After making an announcement earlier this year, Doughty decided to revisit original Soul Coughing tracks and create them how he originally imagined during his time as the band’s leader. He had opened up about his unpleasant time in the band in his memoir The Book of Drugs. From the outside, Soul Coughing seemed to be having a good time making music and performing for their cult-like following; but Doughty had been struggling with addiction and internal strife. He would sometimes have to fight with his other band members to have songs go a certain way, and often times would compromise. Though Soul Coughing had a brief four year life as a group, they gained a cult following because of their unique song structure and slam-poetry style lyrics.
For Mike Doughty, making Circles Super Bon Bon was probably a nostalgic and therapeutic experience. Eager to leave the ghosts of his past behind, his new album takes on a positive twist and moves infinite times faster than the original Soul Coughing tracks. It sounds like Doughty is able to be celebratory about his past instead of letting it hinder him.
Whether someone has heard Mike Doughty before, either with Soul Coughing or solo, or never heard him sing before, his voice combines the perfect amount of 90s grit and 2000s alternative and pop. The opening song “Sleepless” starts with a moderate tempo clap and is filled with a lingering steel guitar riff. Originally a slow building meditative track, it is now a bouncing, alternative rock track aimed at people willing to move while they listen.
The rest of the album follows this trend and never falls flat. “True Dreams of Wichita” most heavily demonstrates Doughty’s delicate balance between using original elements and his own changes. In this song he uses the same slow moving bass line, but infuses his own synth driven beats and makes the listener want to sing along. Doughty’s use of his own influences and synth beats completely revives the album as a whole, but never loses the original intensity.

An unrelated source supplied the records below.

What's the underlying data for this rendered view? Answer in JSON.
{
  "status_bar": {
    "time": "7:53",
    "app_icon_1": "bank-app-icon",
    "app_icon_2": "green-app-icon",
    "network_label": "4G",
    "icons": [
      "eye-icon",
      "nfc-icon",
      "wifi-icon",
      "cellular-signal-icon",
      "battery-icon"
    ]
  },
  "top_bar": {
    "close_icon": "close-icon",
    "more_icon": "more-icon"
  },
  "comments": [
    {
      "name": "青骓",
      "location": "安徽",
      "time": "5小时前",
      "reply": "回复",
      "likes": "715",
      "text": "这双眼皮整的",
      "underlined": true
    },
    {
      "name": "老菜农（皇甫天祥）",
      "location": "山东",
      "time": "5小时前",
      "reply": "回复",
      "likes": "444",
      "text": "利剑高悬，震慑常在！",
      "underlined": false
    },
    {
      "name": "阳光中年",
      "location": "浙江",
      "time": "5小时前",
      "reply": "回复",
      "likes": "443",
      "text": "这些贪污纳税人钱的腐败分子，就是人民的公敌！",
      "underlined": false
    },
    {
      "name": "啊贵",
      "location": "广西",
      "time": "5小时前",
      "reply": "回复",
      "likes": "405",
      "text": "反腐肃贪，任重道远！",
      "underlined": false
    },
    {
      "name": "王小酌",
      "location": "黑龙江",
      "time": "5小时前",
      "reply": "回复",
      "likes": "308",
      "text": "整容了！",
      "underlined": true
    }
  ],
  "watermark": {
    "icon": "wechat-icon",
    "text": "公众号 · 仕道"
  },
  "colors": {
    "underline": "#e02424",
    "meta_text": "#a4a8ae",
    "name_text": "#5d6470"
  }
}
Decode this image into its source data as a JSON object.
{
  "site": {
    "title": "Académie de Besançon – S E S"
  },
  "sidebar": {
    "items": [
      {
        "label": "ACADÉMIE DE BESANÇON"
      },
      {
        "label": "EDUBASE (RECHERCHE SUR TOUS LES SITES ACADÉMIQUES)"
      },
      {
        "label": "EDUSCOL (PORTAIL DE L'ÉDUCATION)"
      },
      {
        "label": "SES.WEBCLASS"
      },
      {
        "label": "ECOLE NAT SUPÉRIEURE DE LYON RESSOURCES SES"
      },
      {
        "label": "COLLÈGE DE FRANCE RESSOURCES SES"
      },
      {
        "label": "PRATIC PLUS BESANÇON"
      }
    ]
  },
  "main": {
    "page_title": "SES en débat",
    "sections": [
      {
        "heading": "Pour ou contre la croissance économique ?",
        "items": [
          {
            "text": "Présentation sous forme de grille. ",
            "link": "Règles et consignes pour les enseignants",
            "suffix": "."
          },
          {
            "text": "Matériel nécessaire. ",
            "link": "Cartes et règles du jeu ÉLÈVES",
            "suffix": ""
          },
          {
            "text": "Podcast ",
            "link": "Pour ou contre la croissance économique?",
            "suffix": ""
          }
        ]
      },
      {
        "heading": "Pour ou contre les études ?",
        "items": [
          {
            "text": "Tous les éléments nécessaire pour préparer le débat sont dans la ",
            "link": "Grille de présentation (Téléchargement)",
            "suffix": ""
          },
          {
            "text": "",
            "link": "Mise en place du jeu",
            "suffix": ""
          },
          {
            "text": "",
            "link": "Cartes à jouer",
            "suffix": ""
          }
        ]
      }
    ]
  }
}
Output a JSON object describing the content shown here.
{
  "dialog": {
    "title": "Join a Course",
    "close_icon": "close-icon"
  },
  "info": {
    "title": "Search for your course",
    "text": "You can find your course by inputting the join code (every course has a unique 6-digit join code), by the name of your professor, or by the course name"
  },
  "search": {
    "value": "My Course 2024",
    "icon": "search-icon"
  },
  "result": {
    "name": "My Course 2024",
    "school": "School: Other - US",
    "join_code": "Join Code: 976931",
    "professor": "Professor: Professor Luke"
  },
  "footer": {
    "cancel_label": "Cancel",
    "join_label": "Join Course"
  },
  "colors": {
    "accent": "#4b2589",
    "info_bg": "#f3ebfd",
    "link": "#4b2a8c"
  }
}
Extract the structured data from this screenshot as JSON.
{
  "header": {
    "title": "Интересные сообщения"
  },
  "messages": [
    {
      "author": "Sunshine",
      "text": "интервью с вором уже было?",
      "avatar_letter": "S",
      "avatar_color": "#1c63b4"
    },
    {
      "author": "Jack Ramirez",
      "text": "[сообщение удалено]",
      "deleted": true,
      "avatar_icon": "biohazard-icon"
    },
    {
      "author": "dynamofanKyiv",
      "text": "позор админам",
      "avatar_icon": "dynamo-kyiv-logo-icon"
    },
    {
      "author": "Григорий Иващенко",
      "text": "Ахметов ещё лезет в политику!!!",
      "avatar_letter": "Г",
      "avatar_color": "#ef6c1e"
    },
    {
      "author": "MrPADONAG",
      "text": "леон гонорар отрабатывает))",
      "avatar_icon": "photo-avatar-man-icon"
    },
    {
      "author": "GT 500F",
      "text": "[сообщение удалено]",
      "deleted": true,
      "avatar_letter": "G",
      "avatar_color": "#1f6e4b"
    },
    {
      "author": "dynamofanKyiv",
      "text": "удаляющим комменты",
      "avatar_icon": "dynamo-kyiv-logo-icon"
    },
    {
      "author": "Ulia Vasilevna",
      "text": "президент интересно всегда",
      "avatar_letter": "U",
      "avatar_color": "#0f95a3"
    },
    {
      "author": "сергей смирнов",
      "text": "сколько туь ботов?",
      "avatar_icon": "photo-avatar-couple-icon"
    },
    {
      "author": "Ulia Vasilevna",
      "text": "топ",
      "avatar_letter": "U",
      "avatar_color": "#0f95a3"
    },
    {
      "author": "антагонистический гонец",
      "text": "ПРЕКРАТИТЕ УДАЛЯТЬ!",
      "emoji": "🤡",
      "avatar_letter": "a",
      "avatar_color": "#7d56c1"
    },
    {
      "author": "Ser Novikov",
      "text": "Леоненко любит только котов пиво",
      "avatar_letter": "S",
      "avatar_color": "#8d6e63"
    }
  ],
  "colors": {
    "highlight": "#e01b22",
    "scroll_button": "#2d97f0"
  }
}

“Mr. Bitterness” is one of the most different songs when compared to the original track. Doughty plays a soulful acoustic melody and shows his completely reinforced positively. “Everything moves along, everything is fine, fine, fine,” he sings in the following song, “The Idiot Kings.” This track is much brighter than the original, using a different key and another acoustic melody much like his revised “Maybe I’ll Come Down.”
“Circles,” originally from Soul Coughing’s 1998 album El Oso, and “Super Bon Bon” from 1994’s Irresistible Bliss are considered their two most famous songs. It is somewhat surprising how drastic these songs were altered by Doughty, considering how they stapled they are to Soul Coughing’s 90s fame. “Circles” feels like it should be heard on a beach at sunset, with muted guitar chords and a quirky key board harmony. Both take a new life Doughty intended that is hard not to enjoy.
For someone who never heard Mike Doughty before, some of these songs could be off a Matt Kearney album or the newest Nine Inch Nails record. For old fans of Soul Coughing, listening to Mike Doughty’s will be a fascinating experience. Doughty was able to pump life in to his old work, while never completely losing the original core.